Altering our gut bacteria could protect us from the potentially deadly condition sepsis, new research suggests.
By boosting levels of certain gut microbes in mice, researchers at the University of Pennsylvania were able to effectively switch on an immunological shield from the condition.
More and more research suggests that our gut is core to our emotions and immune system, but the new study offers hope that changing our gut could even change the conditions we are susceptible to.
If the findings translate to the human gut, they could help curtail the 15 percent of hundreds of thousands of deaths that sepsis causes each year.
Sepsis might be preventable by encouraging the growth certain gut microbes, a University of Pennsylvania study in mice suggests
Our guts are as unique as our DNA, but infinitely more changeable.
The more we learn about the gut, the more it becomes clear that everything about us shifts as the tiny microorganisms within it do.
Every person has differently-sized populations of each of the trillions of microbes – or microscopic organisms – in our guts.
Depending upon which populations are flourishing in our guts, everything from our digestion to our memories can change, and, according to the new research, so can our response to sepsis.
The body responds to bacterial infections by releasing a wave of chemicals to fight off the invaders.
But the battle has its casualties: inflammation is part of the immune response, and when the fight goes on for too long that inflammation can damage any and all organ systems, a dangerous state called sepsis.
If this state persists, a person is said to be in septic shock, which can result in steep drops in blood pressure and death.
More than one million Americans become septic each year, and between 15 and 30 percent do not survive.
Scientists have noted in the past that people who lack an immune antibody called immunoglobulin A (IgA) have poorer survival rates than others when they get sepsis.
These blood antibodies fight infections without the inflammatory side effects that lead to sepsis.
Certain gut microbes trigger a response from IgA, which then quickly revs up and rushes to the front lines, fighting infection early and lowering the risk of sepsis.
Doctors have had some success treating people with sepsis by giving them IVs of immunoglobulins, and it is thought that those with more IgA are also more resilient against the condition.
But Dr Joel Wilmore and Dr David Allman of the University of Pennsylvania’s Perelman School of Medicine imagined that if they could prompt the body to deploy the antibodies more quickly simply by introducing more of the gut microbes that stimulate that response.
The researchers tested their theory by boosting the levels of a group of microbes in the Proteobacteria phylum.
When they sampled the mice’s blood, they found higher levels of IgA.
So Dr Willmore and Dr Allman went a step further.
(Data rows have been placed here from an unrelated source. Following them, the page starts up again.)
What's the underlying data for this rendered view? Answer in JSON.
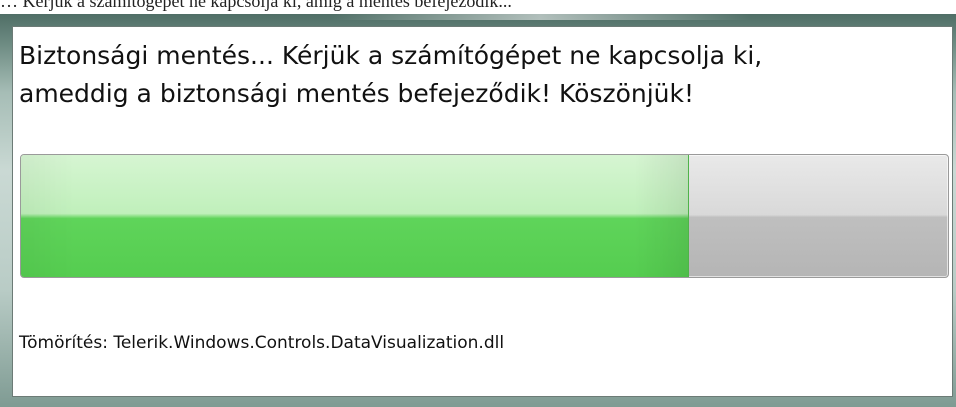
{
  "window": {
    "partial_title": "… Kérjük a számítógépet ne kapcsolja ki, amig a mentés befejeződik..."
  },
  "dialog": {
    "message": "Biztonsági mentés... Kérjük a számítógépet ne kapcsolja ki,\nameddig a biztonsági mentés befejeződik! Köszönjük!",
    "status": "Tömörítés: Telerik.Windows.Controls.DataVisualization.dll"
  },
  "progress": {
    "fraction": 0.72
  },
  "colors": {
    "progress_fill": "#55cd50",
    "progress_track": "#bfbfbf",
    "frame": "#a6bdb6"
  }
}
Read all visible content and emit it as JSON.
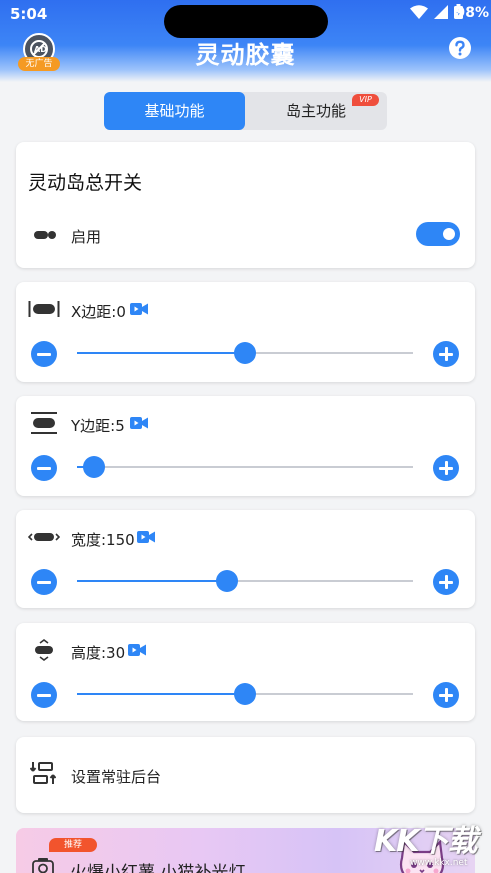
{
  "status": {
    "time": "5:04",
    "battery": "98%"
  },
  "header": {
    "title": "灵动胶囊",
    "no_ad_badge": "无广告"
  },
  "tabs": [
    {
      "label": "基础功能",
      "active": true
    },
    {
      "label": "岛主功能",
      "active": false,
      "badge": "VIP"
    }
  ],
  "master": {
    "title": "灵动岛总开关",
    "enable_label": "启用",
    "enabled": true
  },
  "sliders": [
    {
      "label": "X边距:0",
      "icon": "horizontal-margin-icon",
      "value_fraction": 0.5
    },
    {
      "label": "Y边距:5",
      "icon": "vertical-margin-icon",
      "value_fraction": 0.05
    },
    {
      "label": "宽度:150",
      "icon": "width-icon",
      "value_fraction": 0.445
    },
    {
      "label": "高度:30",
      "icon": "height-icon",
      "value_fraction": 0.5
    }
  ],
  "background": {
    "label": "设置常驻后台"
  },
  "promo": {
    "badge": "推荐",
    "text": "火爆小红薯 小猫补光灯"
  },
  "watermark": {
    "text": "KK下载",
    "sub": "www.kkx.net"
  },
  "colors": {
    "accent": "#2e86f6",
    "header": "#3d85f6",
    "vip": "#ef4e3c",
    "badge": "#f59a23"
  }
}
They induced sepsis in the mice and transferred blood that had no IgA to one group of them.
Only one mouse in that set survived more than two days.
On the other hand, the mice that got the IgA-enriched blood had far better survival times.
Between the two experiments, the researchers suggest that it is reasonable to think that a diet that helps Proteobacteria flourish in the gut could boost IgA-levels, providing protection against sepsis.